This profound sense of loss, change, and religious anxiety runs through In Memoriam. T.S Eliot described Tennyson’s famous elegy as “the concentrated diary of a man confessing himself. It is a diary of which we have to read every word”. Through his journal-like series of elegiac stanzas, Tennyson skilfully moves from his private grief to public issues, providing a personal elegy that is capable of speaking to all who have experienced loss: “That loss is common would not make / My own less bitter, rather more: / Too common! Never morning wore / To evening, but some heart did break”. His ABBA stanza structure and steady, iambic rhythm that pervades through each section provides a comforting framework from which Tennyson represents many fragmentary and jarring states and experiences. His reaction to the geological and evolutionary scientific progressions occurring around him are vividly expressed in section 56, as Tennyson rails against a nature revealed as “red in tooth and claw” and careless of the “type” of a human life that valued the existence of God. The elegy has also become known as one of Tennyson’s most thoughtful considerations on the ‘use’ of poetry and how effective it is an conveying such strong emotional states as grief and loss: “I sometimes hold it half a sin / To put in words the grief I feel; / For words, like Nature, half reveal / And half conceal the Soul within”. It is this ability to bring these multiple themes and ideas into one affective whole that marks In Memoriam as one of Tennyson’s greatest works.
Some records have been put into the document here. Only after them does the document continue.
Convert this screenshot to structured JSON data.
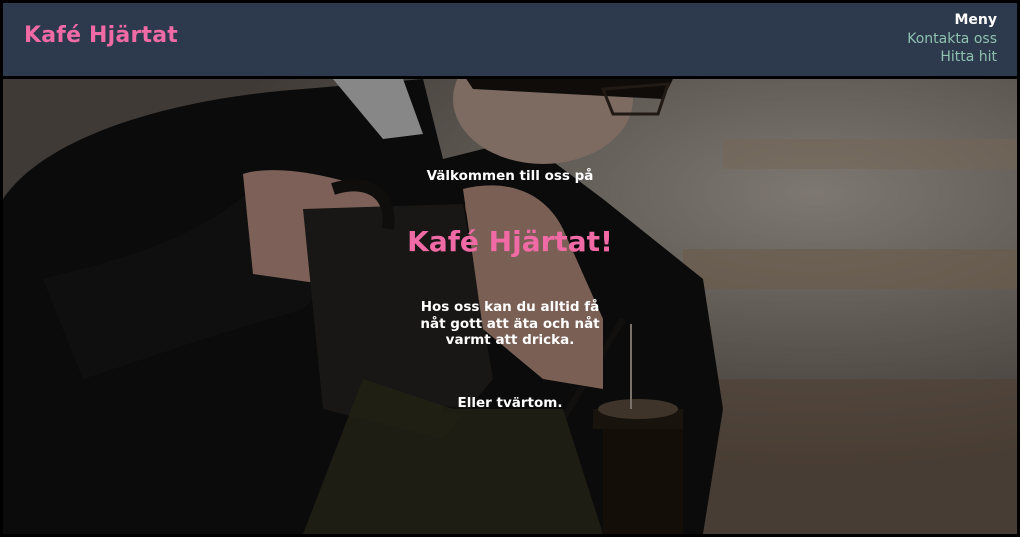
{
  "header": {
    "brand": "Kafé Hjärtat",
    "nav": {
      "title": "Meny",
      "links": [
        "Kontakta oss",
        "Hitta hit"
      ]
    }
  },
  "hero": {
    "welcome": "Välkommen till oss på",
    "title": "Kafé Hjärtat!",
    "description": "Hos oss kan du alltid få nåt gott att äta och nåt varmt att dricka.",
    "tagline": "Eller tvärtom."
  },
  "colors": {
    "header_bg": "#2d3a4d",
    "brand_pink": "#f06aa6",
    "nav_link": "#8fc1b0",
    "text_white": "#ffffff"
  },
  "icons": {
    "hero_image": "barista-pouring-coffee-photo"
  }
}
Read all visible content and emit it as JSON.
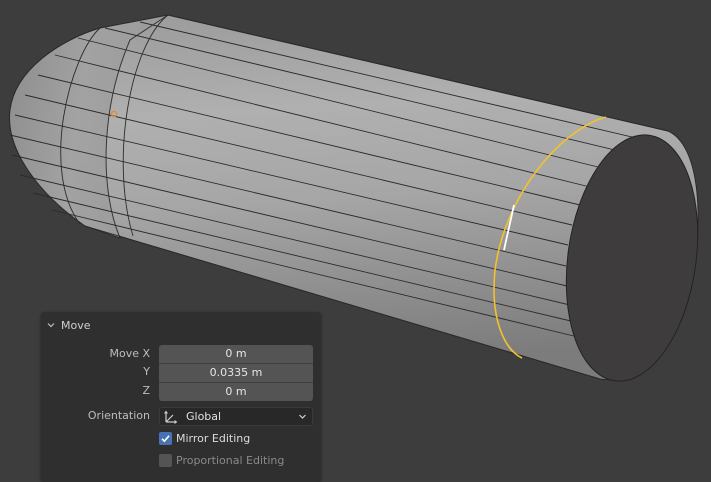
{
  "viewport": {
    "object": "cylinder",
    "selection_color": "#f2c12e",
    "origin_color": "#e8882d",
    "background": "#3d3d3d"
  },
  "operator_panel": {
    "title": "Move",
    "icon": "chevron-down-icon",
    "fields": {
      "move_x_label": "Move X",
      "move_x_value": "0 m",
      "y_label": "Y",
      "y_value": "0.0335 m",
      "z_label": "Z",
      "z_value": "0 m"
    },
    "orientation": {
      "label": "Orientation",
      "value": "Global",
      "icon": "global-orientation-icon"
    },
    "mirror_editing": {
      "label": "Mirror Editing",
      "checked": true
    },
    "proportional_editing": {
      "label": "Proportional Editing",
      "checked": false
    },
    "accent_color": "#4772b3"
  }
}
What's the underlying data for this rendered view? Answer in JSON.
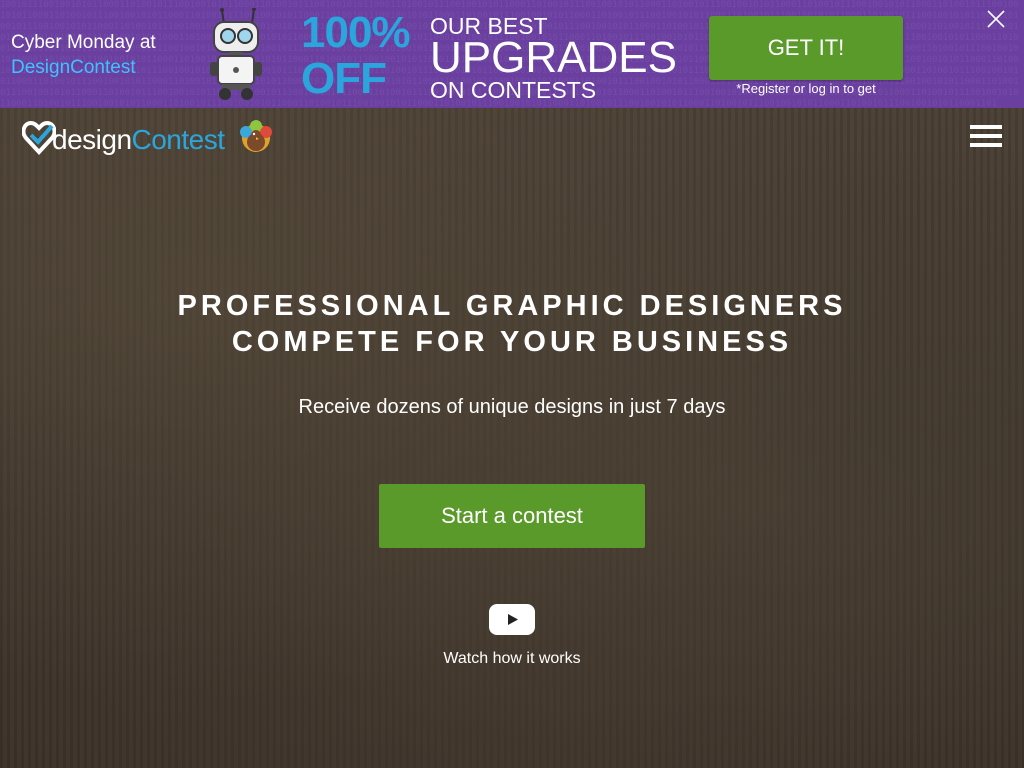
{
  "banner": {
    "intro_line1": "Cyber Monday at",
    "intro_brand": "DesignContest",
    "discount_value": "100%",
    "discount_word": "OFF",
    "headline_top": "OUR BEST",
    "headline_main": "UPGRADES",
    "headline_bottom": "ON CONTESTS",
    "cta_label": "GET IT!",
    "cta_note": "*Register or log in to get",
    "background_color": "#6a3fa0",
    "accent_color": "#2aa6dc",
    "cta_color": "#5a9a2a",
    "close_icon": "close-icon",
    "mascot_icon": "robot-mascot"
  },
  "header": {
    "logo_part1": "design",
    "logo_part2": "Contest",
    "logo_icon": "heart-check-logo",
    "menu_icon": "hamburger-menu-icon"
  },
  "hero": {
    "headline_line1": "PROFESSIONAL GRAPHIC DESIGNERS",
    "headline_line2": "COMPETE FOR YOUR BUSINESS",
    "subheadline": "Receive dozens of unique designs in just 7 days",
    "cta_label": "Start a contest",
    "video_icon": "youtube-play-icon",
    "video_link": "Watch how it works"
  }
}
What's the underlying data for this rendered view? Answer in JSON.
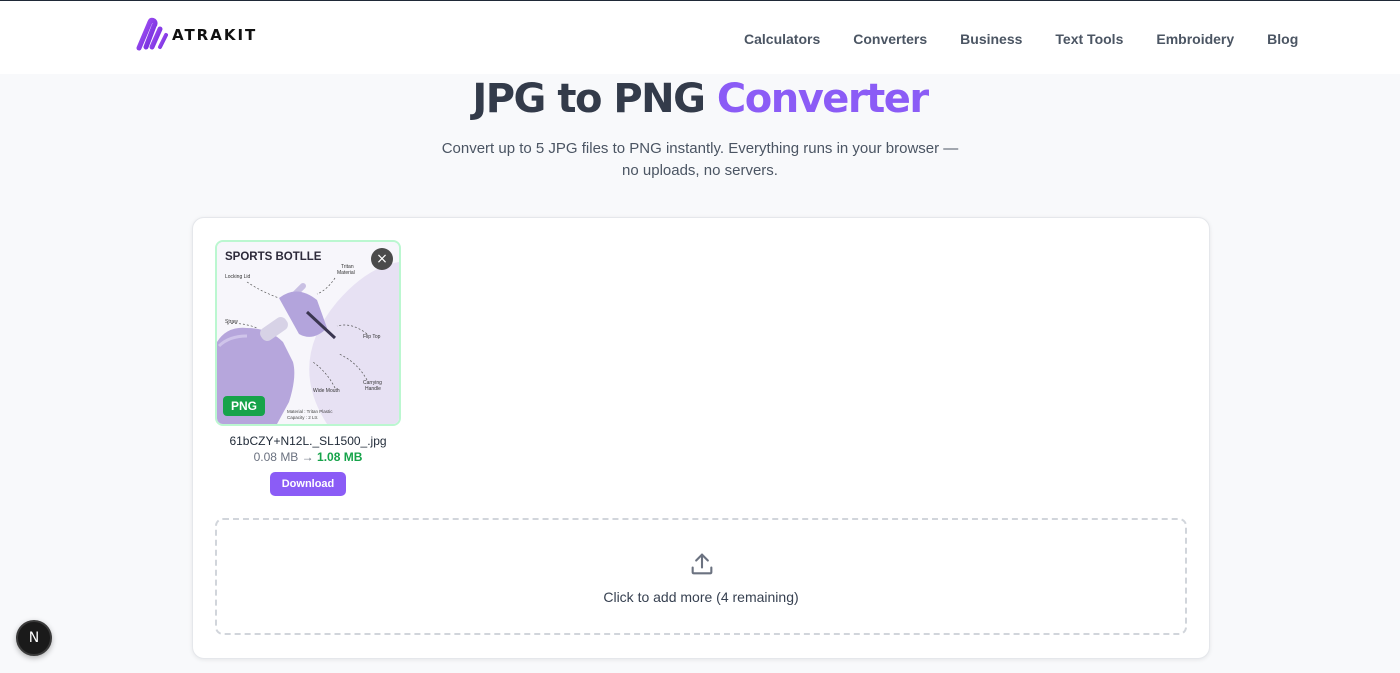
{
  "header": {
    "logo_text": "ATRAKIT",
    "nav": [
      "Calculators",
      "Converters",
      "Business",
      "Text Tools",
      "Embroidery",
      "Blog"
    ]
  },
  "hero": {
    "title_main": "JPG to PNG",
    "title_accent": "Converter",
    "subtitle_line1": "Convert up to 5 JPG files to PNG instantly. Everything runs in your browser —",
    "subtitle_line2": "no uploads, no servers."
  },
  "files": [
    {
      "thumbnail_title": "SPORTS BOTLLE",
      "thumbnail_labels": {
        "locking_lid": "Locking Lid",
        "tritan_line1": "Tritan",
        "tritan_line2": "Material",
        "straw": "Straw",
        "flip_top": "Flip Top",
        "wide_mouth": "Wide Mouth",
        "carrying_line1": "Carrying",
        "carrying_line2": "Handle",
        "material": "Material : Tritan Plastic",
        "capacity": "Capacity : 2 Ltr."
      },
      "format_badge": "PNG",
      "remove_icon": "×",
      "name": "61bCZY+N12L._SL1500_.jpg",
      "size_original": "0.08 MB",
      "size_arrow": "→",
      "size_converted": "1.08 MB",
      "download_label": "Download"
    }
  ],
  "dropzone": {
    "icon": "upload-icon",
    "text": "Click to add more (4 remaining)"
  },
  "dev_badge": "N",
  "colors": {
    "accent": "#8b5cf6",
    "success": "#16a34a",
    "heading": "#333b4a"
  }
}
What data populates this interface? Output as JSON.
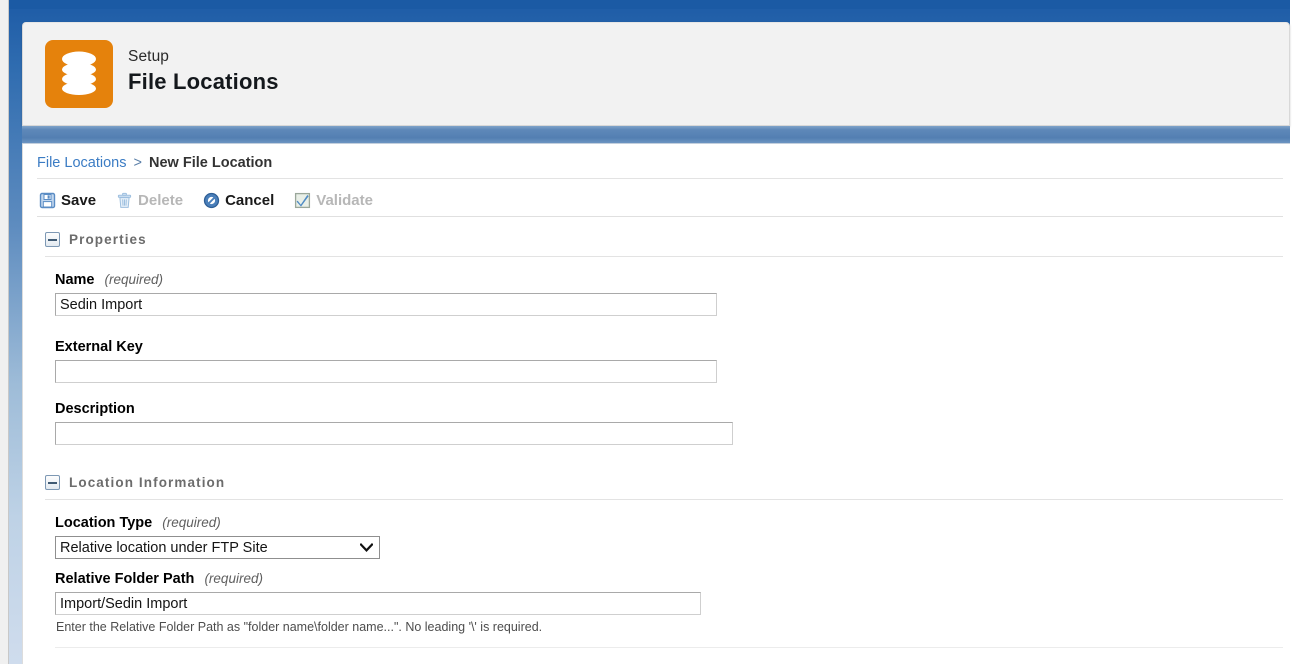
{
  "window": {
    "chrome_top_color": "#1b5aa4",
    "background_gradient_top": "#1d5ba6",
    "background_gradient_bottom": "#cfdced"
  },
  "header": {
    "icon_name": "database-stack-icon",
    "icon_color": "#e5820c",
    "eyebrow": "Setup",
    "title": "File Locations"
  },
  "breadcrumb": {
    "parent": "File Locations",
    "separator": ">",
    "current": "New File Location",
    "link_color": "#3b7cc4"
  },
  "toolbar": {
    "buttons": [
      {
        "label": "Save",
        "icon": "floppy-disk-icon",
        "enabled": true
      },
      {
        "label": "Delete",
        "icon": "trash-can-icon",
        "enabled": false
      },
      {
        "label": "Cancel",
        "icon": "prohibition-circle-icon",
        "enabled": true
      },
      {
        "label": "Validate",
        "icon": "checkbox-check-icon",
        "enabled": false
      }
    ]
  },
  "sections": [
    {
      "title": "Properties",
      "collapse_icon": "minus-box-icon",
      "fields": [
        {
          "label": "Name",
          "required_note": "(required)",
          "type": "text",
          "value": "Sedin Import",
          "placeholder": ""
        },
        {
          "label": "External Key",
          "required_note": "",
          "type": "text",
          "value": "",
          "placeholder": ""
        },
        {
          "label": "Description",
          "required_note": "",
          "type": "text",
          "value": "",
          "placeholder": ""
        }
      ]
    },
    {
      "title": "Location Information",
      "collapse_icon": "minus-box-icon",
      "fields": [
        {
          "label": "Location Type",
          "required_note": "(required)",
          "type": "select",
          "value": "Relative location under FTP Site",
          "options": [
            "Relative location under FTP Site"
          ]
        },
        {
          "label": "Relative Folder Path",
          "required_note": "(required)",
          "type": "text",
          "value": "Import/Sedin Import",
          "placeholder": "",
          "helper": "Enter the Relative Folder Path as \"folder name\\folder name...\". No leading '\\' is required."
        }
      ]
    }
  ]
}
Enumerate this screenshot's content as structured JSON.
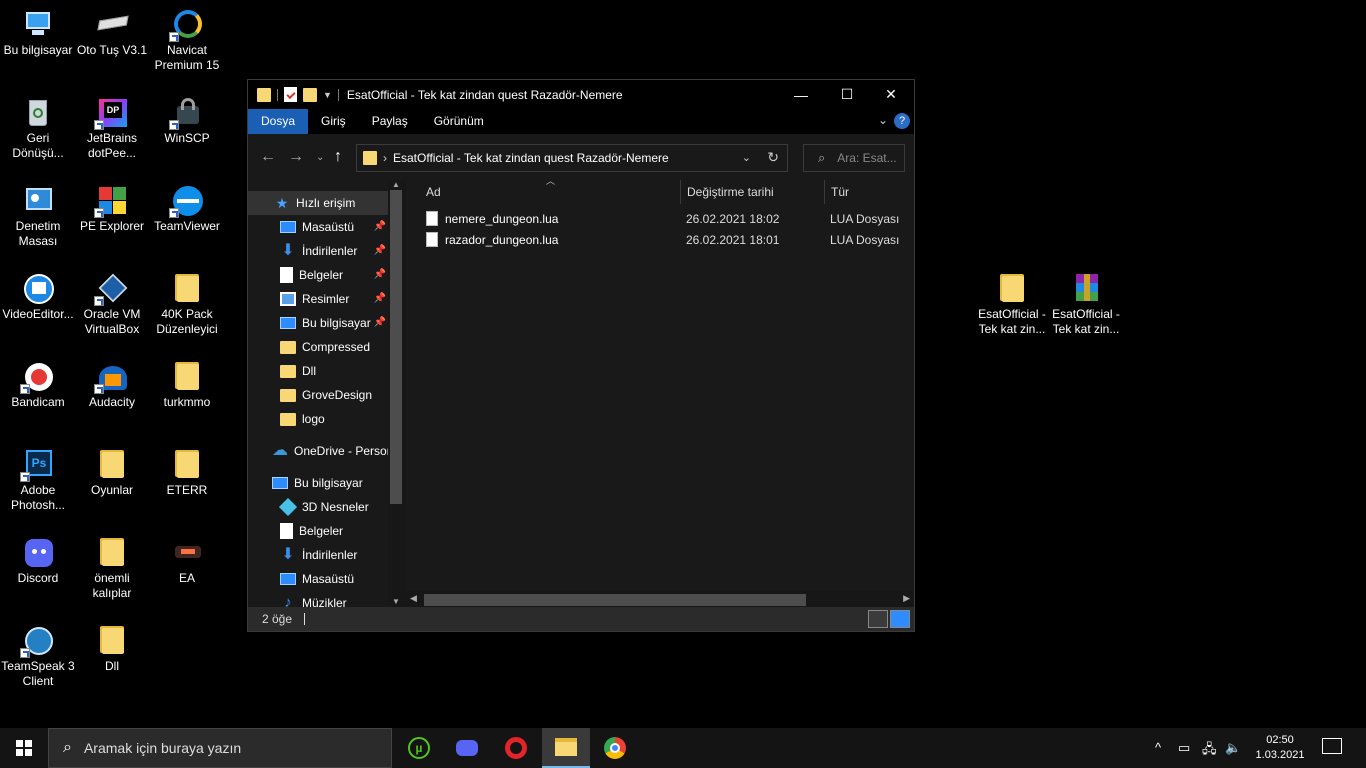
{
  "desktop": {
    "icons": [
      {
        "label": "Bu bilgisayar"
      },
      {
        "label": "Oto Tuş V3.1"
      },
      {
        "label": "Navicat Premium 15"
      },
      {
        "label": "Geri Dönüşü..."
      },
      {
        "label": "JetBrains dotPee..."
      },
      {
        "label": "WinSCP"
      },
      {
        "label": "Denetim Masası"
      },
      {
        "label": "PE Explorer"
      },
      {
        "label": "TeamViewer"
      },
      {
        "label": "VideoEditor..."
      },
      {
        "label": "Oracle VM VirtualBox"
      },
      {
        "label": "40K Pack Düzenleyici"
      },
      {
        "label": "Bandicam"
      },
      {
        "label": "Audacity"
      },
      {
        "label": "turkmmo"
      },
      {
        "label": "Adobe Photosh..."
      },
      {
        "label": "Oyunlar"
      },
      {
        "label": "ETERR"
      },
      {
        "label": "Discord"
      },
      {
        "label": "önemli kalıplar"
      },
      {
        "label": "EA"
      },
      {
        "label": "TeamSpeak 3 Client"
      },
      {
        "label": "Dll"
      },
      {
        "label": "EsatOfficial - Tek kat zin..."
      },
      {
        "label": "EsatOfficial - Tek kat zin..."
      }
    ]
  },
  "window": {
    "title": "EsatOfficial - Tek kat zindan quest Razadör-Nemere",
    "ribbon_tabs": [
      "Dosya",
      "Giriş",
      "Paylaş",
      "Görünüm"
    ],
    "address": "EsatOfficial - Tek kat zindan quest Razadör-Nemere",
    "search_placeholder": "Ara: Esat...",
    "nav": {
      "items": [
        "Hızlı erişim",
        "Masaüstü",
        "İndirilenler",
        "Belgeler",
        "Resimler",
        "Bu bilgisayar",
        "Compressed",
        "Dll",
        "GroveDesign",
        "logo",
        "OneDrive - Persor",
        "Bu bilgisayar",
        "3D Nesneler",
        "Belgeler",
        "İndirilenler",
        "Masaüstü",
        "Müzikler"
      ]
    },
    "columns": {
      "name": "Ad",
      "date": "Değiştirme tarihi",
      "type": "Tür"
    },
    "files": [
      {
        "name": "nemere_dungeon.lua",
        "date": "26.02.2021 18:02",
        "type": "LUA Dosyası"
      },
      {
        "name": "razador_dungeon.lua",
        "date": "26.02.2021 18:01",
        "type": "LUA Dosyası"
      }
    ],
    "status": "2 öğe"
  },
  "taskbar": {
    "search_placeholder": "Aramak için buraya yazın",
    "time": "02:50",
    "date": "1.03.2021"
  }
}
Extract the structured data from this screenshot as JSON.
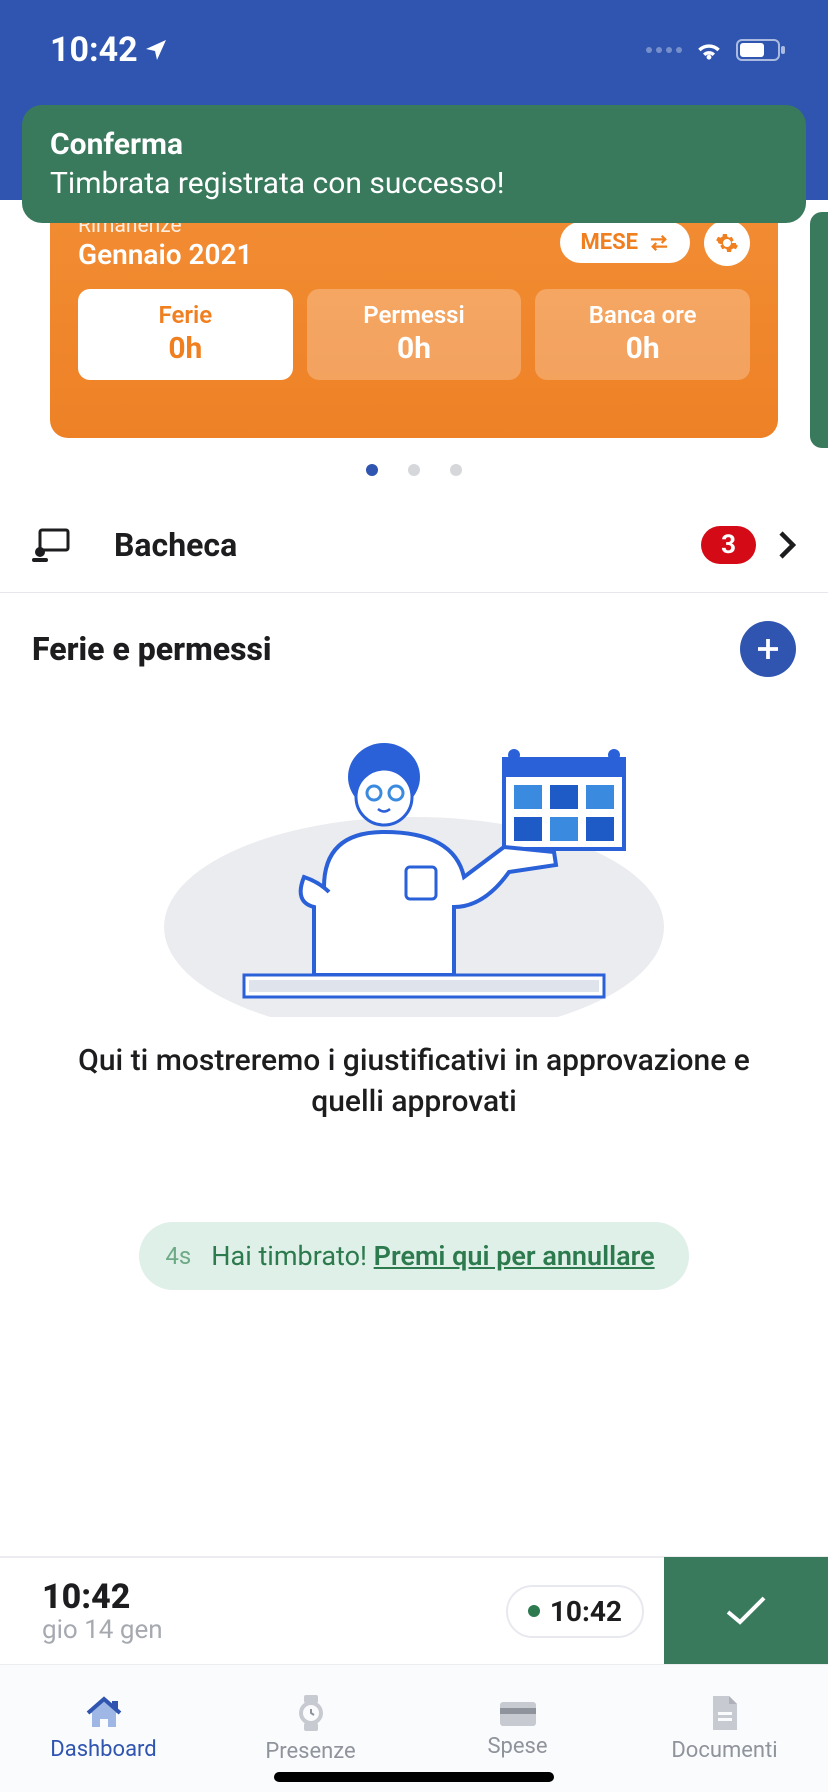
{
  "status": {
    "time": "10:42"
  },
  "toast": {
    "title": "Conferma",
    "subtitle": "Timbrata registrata con successo!"
  },
  "card": {
    "label": "Rimanenze",
    "month": "Gennaio 2021",
    "toggle": "MESE",
    "tabs": [
      {
        "label": "Ferie",
        "value": "0h"
      },
      {
        "label": "Permessi",
        "value": "0h"
      },
      {
        "label": "Banca ore",
        "value": "0h"
      }
    ]
  },
  "bacheca": {
    "title": "Bacheca",
    "badge": "3"
  },
  "ferie": {
    "title": "Ferie e permessi",
    "caption": "Qui ti mostreremo i giustificativi in approvazione e quelli approvati"
  },
  "undo": {
    "ago": "4s",
    "text": "Hai timbrato! ",
    "link": "Premi qui per annullare"
  },
  "timebar": {
    "time": "10:42",
    "date": "gio 14 gen",
    "chip": "10:42"
  },
  "tabs": {
    "dashboard": "Dashboard",
    "presenze": "Presenze",
    "spese": "Spese",
    "documenti": "Documenti"
  }
}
It even earned him the position of Poet Laureate in 1850, a testament to the significance of his poetry during his own lifetime and a marker of its potential to resonate with us still.